Excerpts from an interface dataset:
------------------------------------

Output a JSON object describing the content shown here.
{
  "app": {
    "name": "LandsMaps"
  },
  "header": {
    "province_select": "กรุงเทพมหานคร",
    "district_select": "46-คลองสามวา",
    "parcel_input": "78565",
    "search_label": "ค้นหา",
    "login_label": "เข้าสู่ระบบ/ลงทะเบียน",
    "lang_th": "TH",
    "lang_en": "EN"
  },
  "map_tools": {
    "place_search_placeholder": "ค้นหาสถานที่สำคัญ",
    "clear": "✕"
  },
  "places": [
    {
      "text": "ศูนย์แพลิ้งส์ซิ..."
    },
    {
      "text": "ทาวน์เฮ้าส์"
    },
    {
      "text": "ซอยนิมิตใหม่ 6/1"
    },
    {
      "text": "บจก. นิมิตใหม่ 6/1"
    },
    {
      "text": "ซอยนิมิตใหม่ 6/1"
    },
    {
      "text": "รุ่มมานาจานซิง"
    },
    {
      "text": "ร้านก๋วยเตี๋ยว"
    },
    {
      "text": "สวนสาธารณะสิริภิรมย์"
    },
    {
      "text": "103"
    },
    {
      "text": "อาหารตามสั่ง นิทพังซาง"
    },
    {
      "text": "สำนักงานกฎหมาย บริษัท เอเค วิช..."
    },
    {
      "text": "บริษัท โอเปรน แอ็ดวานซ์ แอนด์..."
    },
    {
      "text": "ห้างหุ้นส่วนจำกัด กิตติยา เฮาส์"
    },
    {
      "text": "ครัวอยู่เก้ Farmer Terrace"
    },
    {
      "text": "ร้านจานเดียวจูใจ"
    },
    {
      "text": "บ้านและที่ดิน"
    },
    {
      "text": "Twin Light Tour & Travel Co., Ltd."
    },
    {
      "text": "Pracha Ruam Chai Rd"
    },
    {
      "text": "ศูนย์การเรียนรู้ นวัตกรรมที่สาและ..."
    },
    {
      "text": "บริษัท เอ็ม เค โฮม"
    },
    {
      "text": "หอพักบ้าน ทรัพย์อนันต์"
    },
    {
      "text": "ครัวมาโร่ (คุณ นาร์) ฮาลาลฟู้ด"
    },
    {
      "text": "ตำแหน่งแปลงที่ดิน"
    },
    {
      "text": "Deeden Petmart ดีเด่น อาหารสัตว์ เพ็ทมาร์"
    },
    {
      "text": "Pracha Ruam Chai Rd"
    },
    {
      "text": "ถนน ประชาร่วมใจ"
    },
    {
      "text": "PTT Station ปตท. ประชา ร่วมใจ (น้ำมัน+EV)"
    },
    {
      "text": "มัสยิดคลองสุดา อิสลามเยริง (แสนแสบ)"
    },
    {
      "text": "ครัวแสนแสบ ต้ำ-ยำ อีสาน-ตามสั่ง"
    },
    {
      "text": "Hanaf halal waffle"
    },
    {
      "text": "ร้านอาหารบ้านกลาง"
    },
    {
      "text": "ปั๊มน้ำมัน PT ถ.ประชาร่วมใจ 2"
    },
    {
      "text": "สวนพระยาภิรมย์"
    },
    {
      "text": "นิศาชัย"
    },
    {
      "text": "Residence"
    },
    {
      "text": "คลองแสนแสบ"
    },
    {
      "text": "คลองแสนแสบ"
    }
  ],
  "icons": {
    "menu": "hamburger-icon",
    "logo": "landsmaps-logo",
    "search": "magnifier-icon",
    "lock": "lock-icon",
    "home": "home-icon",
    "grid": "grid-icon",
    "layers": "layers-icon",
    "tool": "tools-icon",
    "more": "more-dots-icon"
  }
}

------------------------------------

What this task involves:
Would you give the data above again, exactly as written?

Response to the exercise:
Output a JSON object describing the content shown here.
{
  "app": {
    "name": "LandsMaps"
  },
  "header": {
    "province_select": "กรุงเทพมหานคร",
    "district_select": "46-คลองสามวา",
    "parcel_input": "78565",
    "search_label": "ค้นหา",
    "login_label": "เข้าสู่ระบบ/ลงทะเบียน",
    "lang_th": "TH",
    "lang_en": "EN"
  },
  "map_tools": {
    "place_search_placeholder": "ค้นหาสถานที่สำคัญ",
    "clear": "✕"
  },
  "places": [
    {
      "text": "ศูนย์แพลิ้งส์ซิ..."
    },
    {
      "text": "ทาวน์เฮ้าส์"
    },
    {
      "text": "ซอยนิมิตใหม่ 6/1"
    },
    {
      "text": "บจก. นิมิตใหม่ 6/1"
    },
    {
      "text": "ซอยนิมิตใหม่ 6/1"
    },
    {
      "text": "รุ่มมานาจานซิง"
    },
    {
      "text": "ร้านก๋วยเตี๋ยว"
    },
    {
      "text": "สวนสาธารณะสิริภิรมย์"
    },
    {
      "text": "103"
    },
    {
      "text": "อาหารตามสั่ง นิทพังซาง"
    },
    {
      "text": "สำนักงานกฎหมาย บริษัท เอเค วิช..."
    },
    {
      "text": "บริษัท โอเปรน แอ็ดวานซ์ แอนด์..."
    },
    {
      "text": "ห้างหุ้นส่วนจำกัด กิตติยา เฮาส์"
    },
    {
      "text": "ครัวอยู่เก้ Farmer Terrace"
    },
    {
      "text": "ร้านจานเดียวจูใจ"
    },
    {
      "text": "บ้านและที่ดิน"
    },
    {
      "text": "Twin Light Tour & Travel Co., Ltd."
    },
    {
      "text": "Pracha Ruam Chai Rd"
    },
    {
      "text": "ศูนย์การเรียนรู้ นวัตกรรมที่สาและ..."
    },
    {
      "text": "บริษัท เอ็ม เค โฮม"
    },
    {
      "text": "หอพักบ้าน ทรัพย์อนันต์"
    },
    {
      "text": "ครัวมาโร่ (คุณ นาร์) ฮาลาลฟู้ด"
    },
    {
      "text": "ตำแหน่งแปลงที่ดิน"
    },
    {
      "text": "Deeden Petmart ดีเด่น อาหารสัตว์ เพ็ทมาร์"
    },
    {
      "text": "Pracha Ruam Chai Rd"
    },
    {
      "text": "ถนน ประชาร่วมใจ"
    },
    {
      "text": "PTT Station ปตท. ประชา ร่วมใจ (น้ำมัน+EV)"
    },
    {
      "text": "มัสยิดคลองสุดา อิสลามเยริง (แสนแสบ)"
    },
    {
      "text": "ครัวแสนแสบ ต้ำ-ยำ อีสาน-ตามสั่ง"
    },
    {
      "text": "Hanaf halal waffle"
    },
    {
      "text": "ร้านอาหารบ้านกลาง"
    },
    {
      "text": "ปั๊มน้ำมัน PT ถ.ประชาร่วมใจ 2"
    },
    {
      "text": "สวนพระยาภิรมย์"
    },
    {
      "text": "นิศาชัย"
    },
    {
      "text": "Residence"
    },
    {
      "text": "คลองแสนแสบ"
    },
    {
      "text": "คลองแสนแสบ"
    }
  ],
  "icons": {
    "menu": "hamburger-icon",
    "logo": "landsmaps-logo",
    "search": "magnifier-icon",
    "lock": "lock-icon",
    "home": "home-icon",
    "grid": "grid-icon",
    "layers": "layers-icon",
    "tool": "tools-icon",
    "more": "more-dots-icon"
  }
}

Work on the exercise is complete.